When the people close to you find out you have cancer, they’ll probably feel a lot of the same things you did. They might be confused, shocked, scared, worried, helpless or all of these things. Relationships that have been natural can feel strange and strained. It’s not easy, but you can get through it.
If you get cancer when you’re young, you can suddenly find yourself spending a lot more time with your parents or carers. Losing your independence can be tough for everyone.
It can be frustrating to need emotional support or help with anything from driving to appointments to having a shower. You parents might feel like they know what’s best and start being over-protective of you too. If you feel you’re not being listened to, try to talk calmly about what you’d like. You might ask:
To go to appointments by yourself (or together)
To be involved in decisions about treatment
To keep doing what you enjoy
To know your parents are always a phone call away, rather than always with you
To have space when you need it.
Lots of families find it helps to get outside support. Psychologists, counsellors and your support team all understand what you’re going through and can help.
Teenager Cancer Trust’s information for friends and families might also be handy.
You might find cancer brings you closer to your siblings, but it doesn’t always work like that. There are a lot of reasons your brothers and sisters could start to act differently. They might feel scared, or angry because they need to do more chores, or guilty about having fun while you’re in hospital, or lonely because you’re not around. They might even be worried this is their fault or jealous because you’re getting all the attention.
It can all seem pretty complicated. But the truth is talking helps. Even if you don’t have the kind of relationship where you share emotions, try and be honest about how you’re feeling. It can really help to clear the air.
Having your friends around you during cancer treatment can be a massive source of comfort. But sometimes even the closest friendships can start to feel strained. You might need to take the lead with your friends, because people often stress about how to act.
Let them know they don’t need to walk on eggshells. Talk about what you would like them to do, how they can help, and whether you want to talk about cancer or not.

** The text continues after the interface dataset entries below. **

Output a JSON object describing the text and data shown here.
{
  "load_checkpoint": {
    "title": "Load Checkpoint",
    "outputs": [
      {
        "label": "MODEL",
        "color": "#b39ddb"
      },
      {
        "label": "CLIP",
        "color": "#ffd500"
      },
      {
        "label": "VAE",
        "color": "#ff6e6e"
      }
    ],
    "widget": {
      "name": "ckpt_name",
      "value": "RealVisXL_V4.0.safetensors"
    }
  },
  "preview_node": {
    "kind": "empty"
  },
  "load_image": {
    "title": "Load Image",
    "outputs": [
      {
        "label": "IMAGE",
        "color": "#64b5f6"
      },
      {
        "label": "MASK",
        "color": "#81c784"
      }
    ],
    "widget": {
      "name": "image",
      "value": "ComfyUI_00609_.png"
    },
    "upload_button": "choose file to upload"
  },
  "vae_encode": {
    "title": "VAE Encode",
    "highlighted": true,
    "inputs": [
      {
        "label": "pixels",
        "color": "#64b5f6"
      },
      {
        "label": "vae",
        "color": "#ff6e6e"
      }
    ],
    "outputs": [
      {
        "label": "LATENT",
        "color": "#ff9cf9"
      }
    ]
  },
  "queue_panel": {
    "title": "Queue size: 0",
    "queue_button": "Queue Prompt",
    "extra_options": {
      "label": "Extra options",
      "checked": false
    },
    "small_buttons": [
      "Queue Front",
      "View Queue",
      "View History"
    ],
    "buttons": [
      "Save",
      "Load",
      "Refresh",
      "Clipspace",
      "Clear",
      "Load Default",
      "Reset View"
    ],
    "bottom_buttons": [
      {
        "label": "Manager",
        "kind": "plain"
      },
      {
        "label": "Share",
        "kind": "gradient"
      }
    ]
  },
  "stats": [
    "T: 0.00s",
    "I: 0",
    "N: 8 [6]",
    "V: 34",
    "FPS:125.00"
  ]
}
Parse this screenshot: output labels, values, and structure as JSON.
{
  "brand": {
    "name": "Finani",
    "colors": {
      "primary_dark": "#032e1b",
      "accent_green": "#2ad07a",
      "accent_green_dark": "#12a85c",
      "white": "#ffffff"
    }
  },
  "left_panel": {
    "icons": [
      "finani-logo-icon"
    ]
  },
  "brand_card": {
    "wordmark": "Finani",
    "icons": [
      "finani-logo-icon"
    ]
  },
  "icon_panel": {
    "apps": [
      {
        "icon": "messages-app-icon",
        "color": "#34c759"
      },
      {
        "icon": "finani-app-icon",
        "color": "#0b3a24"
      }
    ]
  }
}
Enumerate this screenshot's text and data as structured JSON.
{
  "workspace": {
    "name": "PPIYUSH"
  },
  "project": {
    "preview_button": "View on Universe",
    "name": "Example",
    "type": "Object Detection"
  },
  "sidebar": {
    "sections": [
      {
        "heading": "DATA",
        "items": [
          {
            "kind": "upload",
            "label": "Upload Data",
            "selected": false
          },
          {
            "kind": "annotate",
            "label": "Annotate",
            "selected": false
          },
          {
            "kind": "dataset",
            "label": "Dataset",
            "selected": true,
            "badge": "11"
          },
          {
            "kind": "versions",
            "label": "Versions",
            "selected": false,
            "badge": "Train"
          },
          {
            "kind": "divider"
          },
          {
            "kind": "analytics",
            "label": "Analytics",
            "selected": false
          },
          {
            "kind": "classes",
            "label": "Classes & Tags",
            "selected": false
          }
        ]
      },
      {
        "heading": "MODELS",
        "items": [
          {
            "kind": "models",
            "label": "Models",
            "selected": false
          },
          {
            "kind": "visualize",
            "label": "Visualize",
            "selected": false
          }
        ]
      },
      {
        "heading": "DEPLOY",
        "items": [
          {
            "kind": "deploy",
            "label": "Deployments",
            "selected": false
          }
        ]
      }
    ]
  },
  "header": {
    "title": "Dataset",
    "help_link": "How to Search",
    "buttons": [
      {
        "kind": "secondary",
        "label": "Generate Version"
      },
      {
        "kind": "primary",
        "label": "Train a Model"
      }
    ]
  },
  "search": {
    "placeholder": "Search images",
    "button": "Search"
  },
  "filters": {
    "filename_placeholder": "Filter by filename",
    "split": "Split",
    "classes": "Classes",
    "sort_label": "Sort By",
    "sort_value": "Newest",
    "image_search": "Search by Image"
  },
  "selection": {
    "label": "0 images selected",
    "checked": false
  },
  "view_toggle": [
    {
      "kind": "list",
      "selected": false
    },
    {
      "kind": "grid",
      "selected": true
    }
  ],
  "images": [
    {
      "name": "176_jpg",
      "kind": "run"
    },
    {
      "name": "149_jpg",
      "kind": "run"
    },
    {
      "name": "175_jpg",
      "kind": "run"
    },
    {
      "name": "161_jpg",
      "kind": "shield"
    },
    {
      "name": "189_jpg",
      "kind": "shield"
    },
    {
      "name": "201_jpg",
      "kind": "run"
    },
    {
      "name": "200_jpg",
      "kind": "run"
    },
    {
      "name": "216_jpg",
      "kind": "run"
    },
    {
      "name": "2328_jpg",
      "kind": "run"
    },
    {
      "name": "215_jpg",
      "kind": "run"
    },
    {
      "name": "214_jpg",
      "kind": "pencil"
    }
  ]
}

Ask people to keep calling or messaging and let them know it might take you a while to respond. Let people know how much their friendship means. And try not to worry about sounding like you’re complaining – people know things are tough for you right now.
If you’re feeling grumpy because of your treatment, try not to get angry with your friends. Remember they probably don’t know what to say and aren’t trying to annoy you.
And if you do find friendships drift apart, try not to let it get you down. Friendships change all the time, and what matters most is spending time with people who make you feel good.
Teenage Cancer Trust has more information for friends of people who are living with cancer.
Relationships can be amazing, but they can also involve a lot of hard work. Throw cancer into the mix and things can get even more complicated. You’re both reacting to a really tough situation and probably feeling a lot of the same emotions. Every relationship is different, but here are a few things that often happen:
You get closer
Your partner smothers you
You seem out of sync
You worry about how you look
You feel guilty
Your partner can’t handle it
You can’t handle it.
Whatever happens in your relationship, honesty is usually the best policy. It might make for tricky conversations, but at least it can get things off your chest. Try and talk things through without blaming or criticising.
It’s important to remember that cancer isn’t the only thing in your life, so make time to be together and talk about the stuff you’ve always talked about. And if you are having doubts about your relationship, try and be honest about that too. Having cancer doesn’t mean you should stay with someone who isn’t right for you.
It can be difficult to know who to tell and what to say about cancer at your school or work. Who you decide to tell is your choice – and it can help to weigh up the pros and cons before you do.
You might decide it’ll be too exhausting to keep it to yourself. Or you might be worried about getting a strange reaction or feel it’s nobody’s business. Whatever you decide, it can help to plan beforehand how much you want to say and to think about what you’re happy for people to pass on.
Your employer can’t discriminate against you because of your diagnosis and should offer you appropriate support. And your student support service at school should help you make decisions about your studies and provide support to you too.